Unfortunately, if Putin wants to take Crimea, there’s very little Ukraine, the US or NATO can do about it. Russia has ample military assets in the area and it is doubtful that a shooting war will break out. Any free and fair referendum regarding Crimean sovereignty would be close, but Putin will surely put his finger on the scales, ensuring victory and giving him a veneer of legitimacy.
President Obama held an unscheduled press conference on the events in Crimea yesterday, expressing deep concern and warning Putin that “there will be costs.” There is an intense diplomatic effort underway, involving both Russian and Ukrainian officials, as well as European allies. Again, if Putin is determined, none of this will be effective.
Yet, the West is not wholly without leverage either. While it went mostly unnoticed in the American press, Obama made an unscheduled stop to Vice President Biden’s meeting with Georgia’s Prime Minister Garibashvili and expressed support for creating closer ties and for its aspirations of full NATO membership.
It is this last move that may be the most significant. Russia is no longer a great power. While its military retains some important capabilities, its army is largely made up of ill-equipped and poorly disciplined conscripts, whose families lack the means for them to avoid service. In the 2008 war, Georgia shot down 9 of its planes in less than a week.
5. What Will Be The Consequences?
If Putin does annex Crimea, it will surely bring international condemnation and, quite probably, some form of implicit or explicit trade sanctions. With its weakened economy, that is not something that Russia can easily afford and a downturn can be expected. If the price of oil drops 15%-20%, the country could suffer a crisis on the level of what it endured in the 1990′s.
Putin will also see a military buildup in his backyard. NATO membership for Georgia, with the advanced weapon systems and training it will bring, will surely degrade Russian national security. The port of Batumi (see map above), could also serve as an important military asset.
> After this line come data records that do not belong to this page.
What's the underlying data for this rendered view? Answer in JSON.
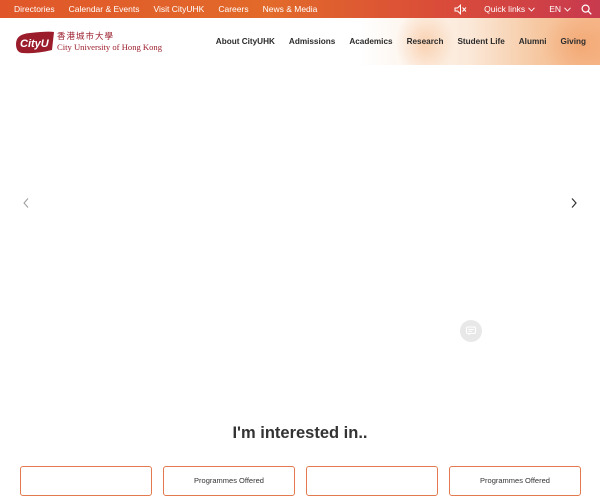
{
  "topbar": {
    "links": [
      {
        "label": "Directories"
      },
      {
        "label": "Calendar & Events"
      },
      {
        "label": "Visit CityUHK"
      },
      {
        "label": "Careers"
      },
      {
        "label": "News & Media"
      }
    ],
    "quick_links_label": "Quick links",
    "language_label": "EN",
    "icons": {
      "mute": "speaker-muted-icon",
      "search": "search-icon"
    }
  },
  "header": {
    "logo": {
      "mark_text": "CityU",
      "chinese_name": "香港城市大學",
      "english_name": "City University of Hong Kong"
    },
    "nav": [
      {
        "label": "About CityUHK"
      },
      {
        "label": "Admissions"
      },
      {
        "label": "Academics"
      },
      {
        "label": "Research"
      },
      {
        "label": "Student Life"
      },
      {
        "label": "Alumni"
      },
      {
        "label": "Giving"
      }
    ]
  },
  "hero": {
    "icons": {
      "prev": "chevron-left-icon",
      "next": "chevron-right-icon",
      "chat": "chat-icon"
    }
  },
  "interested": {
    "title": "I'm interested in..",
    "cards": [
      {
        "label": ""
      },
      {
        "label": "Programmes Offered"
      },
      {
        "label": ""
      },
      {
        "label": "Programmes Offered"
      }
    ]
  },
  "colors": {
    "brand_red": "#9b1d2c",
    "topbar_orange": "#e26a2a",
    "card_border": "#e37a4f"
  }
}
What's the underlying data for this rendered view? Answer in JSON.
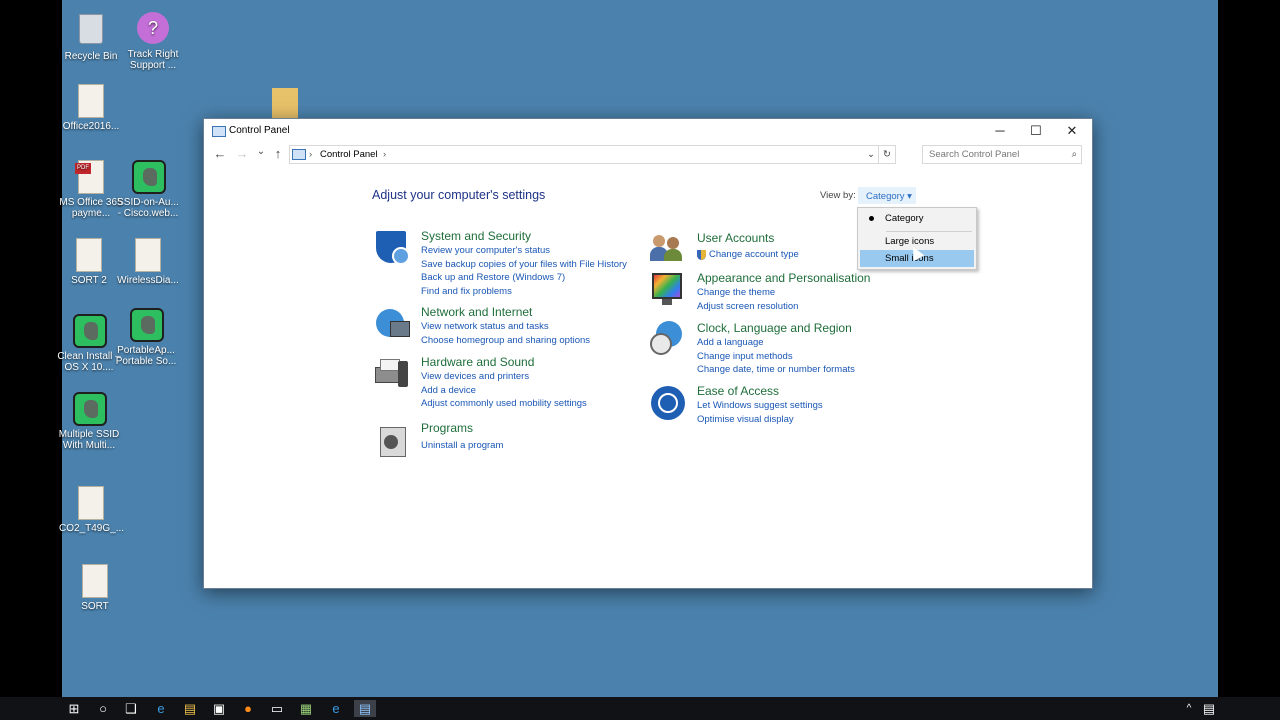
{
  "desktop": {
    "icons": [
      {
        "label": "Recycle Bin"
      },
      {
        "label": "Track Right Support ..."
      },
      {
        "label": "Office2016..."
      },
      {
        "label": "MS Office 365 payme..."
      },
      {
        "label": "SSID-on-Au... - Cisco.web..."
      },
      {
        "label": "SORT 2"
      },
      {
        "label": "WirelessDia..."
      },
      {
        "label": "Clean Install – OS X 10...."
      },
      {
        "label": "PortableAp... Portable So..."
      },
      {
        "label": "Multiple SSID With Multi..."
      },
      {
        "label": "CO2_T49G_..."
      },
      {
        "label": "SORT"
      }
    ]
  },
  "window": {
    "title": "Control Panel",
    "buttons": {
      "minimize": "─",
      "maximize": "☐",
      "close": "✕"
    },
    "nav": {
      "back": "←",
      "forward": "→",
      "recent": "⌄",
      "up": "↑"
    },
    "address": {
      "crumb": "Control Panel",
      "sep": "›",
      "dropdown": "⌄",
      "refresh": "↻"
    },
    "search": {
      "placeholder": "Search Control Panel",
      "icon": "search-icon"
    }
  },
  "main": {
    "heading": "Adjust your computer's settings",
    "view_by_label": "View by:",
    "view_by_value": "Category ▾",
    "menu": {
      "items": [
        {
          "label": "Category",
          "checked": true
        },
        {
          "label": "Large icons"
        },
        {
          "label": "Small icons",
          "highlighted": true
        }
      ]
    },
    "left_categories": [
      {
        "title": "System and Security",
        "icon": "shield-icon",
        "links": [
          "Review your computer's status",
          "Save backup copies of your files with File History",
          "Back up and Restore (Windows 7)",
          "Find and fix problems"
        ]
      },
      {
        "title": "Network and Internet",
        "icon": "network-globe-icon",
        "links": [
          "View network status and tasks",
          "Choose homegroup and sharing options"
        ]
      },
      {
        "title": "Hardware and Sound",
        "icon": "printer-speaker-icon",
        "links": [
          "View devices and printers",
          "Add a device",
          "Adjust commonly used mobility settings"
        ]
      },
      {
        "title": "Programs",
        "icon": "programs-icon",
        "links": [
          "Uninstall a program"
        ]
      }
    ],
    "right_categories": [
      {
        "title": "User Accounts",
        "icon": "users-icon",
        "links": [
          "Change account type"
        ]
      },
      {
        "title": "Appearance and Personalisation",
        "icon": "monitor-palette-icon",
        "links": [
          "Change the theme",
          "Adjust screen resolution"
        ]
      },
      {
        "title": "Clock, Language and Region",
        "icon": "clock-globe-icon",
        "links": [
          "Add a language",
          "Change input methods",
          "Change date, time or number formats"
        ]
      },
      {
        "title": "Ease of Access",
        "icon": "ease-of-access-icon",
        "links": [
          "Let Windows suggest settings",
          "Optimise visual display"
        ]
      }
    ]
  },
  "taskbar": {
    "items": [
      "windows-start-icon",
      "cortana-icon",
      "task-view-icon",
      "edge-icon",
      "file-explorer-icon",
      "store-icon",
      "firefox-icon",
      "cmd-icon",
      "app-icon",
      "internet-explorer-icon",
      "control-panel-icon"
    ],
    "tray": {
      "chevron": "^"
    }
  }
}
Perhaps most importantly, annexation of Crimea will mean that Putin has lost Ukraine for good. It will be a transgression that will not be forgotten or forgiven and will speed up European aid and integration.
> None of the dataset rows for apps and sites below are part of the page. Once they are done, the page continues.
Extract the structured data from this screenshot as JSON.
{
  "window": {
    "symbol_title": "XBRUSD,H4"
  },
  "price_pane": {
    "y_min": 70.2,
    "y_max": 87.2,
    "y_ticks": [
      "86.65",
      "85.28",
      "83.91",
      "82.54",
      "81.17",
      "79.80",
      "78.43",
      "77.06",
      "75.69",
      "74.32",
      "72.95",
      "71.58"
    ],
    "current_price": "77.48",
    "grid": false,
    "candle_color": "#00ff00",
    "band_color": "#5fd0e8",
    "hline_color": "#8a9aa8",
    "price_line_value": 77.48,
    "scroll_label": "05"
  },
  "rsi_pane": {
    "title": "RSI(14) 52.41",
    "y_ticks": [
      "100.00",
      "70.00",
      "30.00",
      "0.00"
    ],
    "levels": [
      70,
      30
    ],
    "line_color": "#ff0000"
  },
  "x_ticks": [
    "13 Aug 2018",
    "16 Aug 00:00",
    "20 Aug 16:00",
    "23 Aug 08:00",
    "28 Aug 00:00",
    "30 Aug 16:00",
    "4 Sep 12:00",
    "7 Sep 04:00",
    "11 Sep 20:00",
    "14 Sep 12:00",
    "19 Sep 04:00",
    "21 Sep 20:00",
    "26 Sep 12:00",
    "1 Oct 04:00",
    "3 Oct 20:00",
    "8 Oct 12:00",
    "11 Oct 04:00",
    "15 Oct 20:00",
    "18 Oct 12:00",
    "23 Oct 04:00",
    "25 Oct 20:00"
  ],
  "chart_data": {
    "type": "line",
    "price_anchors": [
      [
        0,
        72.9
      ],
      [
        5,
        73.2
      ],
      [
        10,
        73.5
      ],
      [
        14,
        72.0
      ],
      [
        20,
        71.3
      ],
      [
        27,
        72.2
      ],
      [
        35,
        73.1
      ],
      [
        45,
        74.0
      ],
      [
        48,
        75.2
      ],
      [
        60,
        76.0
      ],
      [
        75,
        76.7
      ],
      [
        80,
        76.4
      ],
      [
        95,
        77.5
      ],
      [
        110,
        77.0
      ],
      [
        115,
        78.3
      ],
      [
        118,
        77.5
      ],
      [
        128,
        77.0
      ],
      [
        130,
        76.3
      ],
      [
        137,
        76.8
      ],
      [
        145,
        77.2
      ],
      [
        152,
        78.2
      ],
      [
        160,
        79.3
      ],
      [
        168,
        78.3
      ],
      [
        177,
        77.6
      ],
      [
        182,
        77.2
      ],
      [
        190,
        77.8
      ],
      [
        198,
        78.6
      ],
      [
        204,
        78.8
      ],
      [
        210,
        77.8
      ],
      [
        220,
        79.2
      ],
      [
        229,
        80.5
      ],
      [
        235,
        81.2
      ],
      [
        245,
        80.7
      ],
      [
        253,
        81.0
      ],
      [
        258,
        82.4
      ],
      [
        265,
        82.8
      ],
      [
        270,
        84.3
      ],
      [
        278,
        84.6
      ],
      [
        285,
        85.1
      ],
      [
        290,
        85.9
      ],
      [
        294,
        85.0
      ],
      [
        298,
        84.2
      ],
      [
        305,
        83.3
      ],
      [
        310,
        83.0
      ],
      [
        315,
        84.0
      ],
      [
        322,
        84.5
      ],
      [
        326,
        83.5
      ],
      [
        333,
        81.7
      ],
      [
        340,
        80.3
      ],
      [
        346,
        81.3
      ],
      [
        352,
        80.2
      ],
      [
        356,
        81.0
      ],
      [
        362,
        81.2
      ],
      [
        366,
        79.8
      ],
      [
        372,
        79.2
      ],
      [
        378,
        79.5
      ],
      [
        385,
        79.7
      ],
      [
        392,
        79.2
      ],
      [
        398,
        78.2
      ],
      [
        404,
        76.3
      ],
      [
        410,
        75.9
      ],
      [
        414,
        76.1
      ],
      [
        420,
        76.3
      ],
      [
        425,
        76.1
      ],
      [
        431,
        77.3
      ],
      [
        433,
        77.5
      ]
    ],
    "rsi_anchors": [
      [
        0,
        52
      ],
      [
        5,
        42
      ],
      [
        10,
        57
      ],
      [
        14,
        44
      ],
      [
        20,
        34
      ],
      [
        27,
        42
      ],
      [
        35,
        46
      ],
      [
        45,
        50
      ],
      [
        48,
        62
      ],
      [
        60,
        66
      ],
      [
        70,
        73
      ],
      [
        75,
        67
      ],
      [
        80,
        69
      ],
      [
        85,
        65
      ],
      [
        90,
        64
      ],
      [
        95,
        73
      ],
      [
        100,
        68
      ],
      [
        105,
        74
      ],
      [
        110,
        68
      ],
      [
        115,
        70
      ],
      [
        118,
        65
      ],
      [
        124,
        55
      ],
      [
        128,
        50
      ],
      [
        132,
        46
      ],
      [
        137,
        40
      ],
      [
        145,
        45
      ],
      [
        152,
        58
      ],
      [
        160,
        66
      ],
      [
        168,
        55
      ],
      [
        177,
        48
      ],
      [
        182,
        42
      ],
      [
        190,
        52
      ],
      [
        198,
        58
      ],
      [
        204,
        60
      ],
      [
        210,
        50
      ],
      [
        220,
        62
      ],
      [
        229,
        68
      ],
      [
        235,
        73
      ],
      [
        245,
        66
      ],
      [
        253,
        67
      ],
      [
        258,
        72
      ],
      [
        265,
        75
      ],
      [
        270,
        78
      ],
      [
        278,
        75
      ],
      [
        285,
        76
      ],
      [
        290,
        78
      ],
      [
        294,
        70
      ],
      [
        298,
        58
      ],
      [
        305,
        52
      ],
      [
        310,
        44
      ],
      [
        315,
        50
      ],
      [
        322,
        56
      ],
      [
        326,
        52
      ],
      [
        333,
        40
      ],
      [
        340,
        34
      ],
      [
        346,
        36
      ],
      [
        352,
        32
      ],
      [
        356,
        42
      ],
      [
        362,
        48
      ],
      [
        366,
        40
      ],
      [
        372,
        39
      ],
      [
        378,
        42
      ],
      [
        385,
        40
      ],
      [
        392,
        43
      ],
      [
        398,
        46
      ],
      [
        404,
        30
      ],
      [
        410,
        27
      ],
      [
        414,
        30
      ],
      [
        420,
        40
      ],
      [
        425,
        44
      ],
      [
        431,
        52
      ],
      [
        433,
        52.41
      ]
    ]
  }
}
The Crimean Tatars, with their deep hatred of Russia, will resist Russian sovereignty, possibly resulting in a situation similar to the one in war-torn Chechnya. The Russian President is, in effect, sowing the seeds of conflict for decades to come.
And that is what is so worrying about Putin’s latest moves. They show that he is clearly a desperate man, willing to make a clean break with Ukraine and Europe, risk an acceleration of Georgia’s membership in NATO—an event that he wants to avoid almost as much as losing Ukraine—cripple his own economy and suppress yet another indigenous population. All for little tangible gain.
It appears that Putin feels that he has nothing left to lose.
Corrections: In a previous version of this article I stated that Sevastopol was Russia’s only warm water port. Some readers have pointed out that it would have been more accurate to say that it is its only warm water naval base. There is an additional Black Sea port at Novorossijsk, that Russia has been trying to convert to a suitable Naval base, but hasn’t been able to do so yet.
Also, I stated that Georgia shot down nearly 20 of Russia’s planes in 2008 and that probably exceeded the number of US planes shot down since Vietnam. Although there were reports of that figure at the time, the official estimate now stands at 9, which is far less than the 50 or so US planes shot down in the two wars in Iraq.
Finally, I described the upcoming referendum in Crimea as deciding whether Crimea would stay with Ukraine or join Russia. While there were a number of early reports indicating that, it turns out that the referendum will be about increasing Crimea’s autonomy. However, Crimea is already largely self-governed, so it’s not clear what that means.
I apologize for the errors and thank readers for their corrections. If you see anything else I got wrong, please let me know.